The startup has raised $2 million and has won the Unilever Sustainable Challenge Award, MassChallenge 2022 and the 2023 Disrupting The Future Of Plastics competition. Plastics aren’t all bad: Isn’t the goal for the post-fossil fuel age the elimination of plastic use?


No, Cahanovitc, says, because plastics aren’t all bad. “If you run a lifecycle analysis comparing the amount of energy you need to create plastics compared with glass or paper, plastics are actually greener. They use a very low quantity of energy to reach functionality.


Imagine a glass jar of tomato sauce. Around two-thirds of the product weight is just the glass holding the content. Then you need to transport it. Only if you reuse that same bottle three to four times will it be greener than using a plastic container,” noted Cahanovitc.


“The same is true with paper which needs a huge amount of chemicals, energy and water to create steam. We like to think of plastic as the bad guys. But plastic is actually very good at what it does. The ideal would be to create plastics from renewables,” he added.

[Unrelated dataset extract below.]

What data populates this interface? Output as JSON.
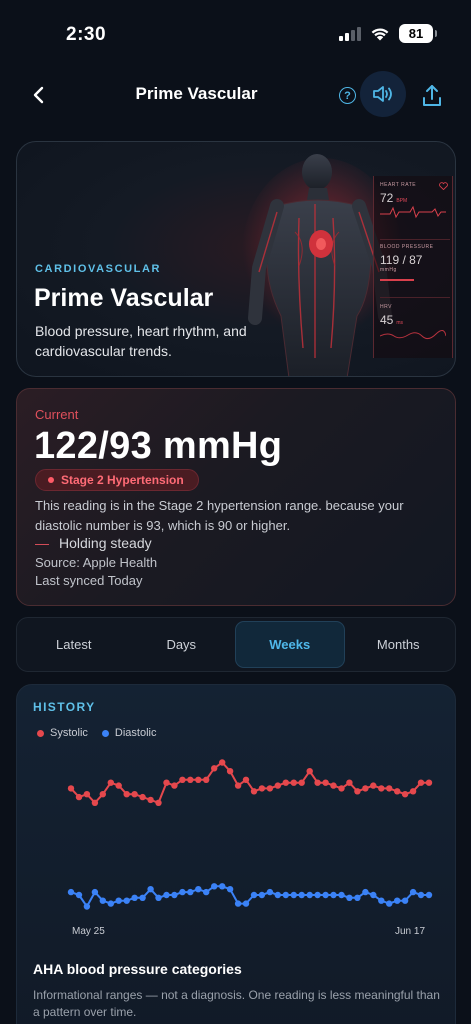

Cahanovitc notes that New York-based startup Evocative makes whole packaging from mycelium (fungi)-based materials as a replacement for Styrofoam. “They don’t replace additives like we do. And they’re not for the food or cosmetics industries,” noted Cahanovitc.


These are the two industries MadeRight is targeting first. Its initial go-to market is Europe, where Cahanovitc is aiming for commercialization by the end of 2024. “We want our manufacturing to be local, located next to where the packaging will be created. This is one of the strengths of fungi – you can grow them anywhere in the world. They develop extremely fast, they don’t have seasons, and you have organic waste everywhere.” This also minimizes the need to transport raw materials, thus reducing carbon emissions,” said Cahanovitc.


“The majority of wars are fought over resources. When individuals feel secure, they are generally unwilling to sacrifice their lives. MadeRight, alongside other climate-tech companies, will supply ample materials and resources worldwide. Our endeavor is directed at reducing future conflicts and fostering a safer global reality,” he added.

Produced in association with ISRAEL21c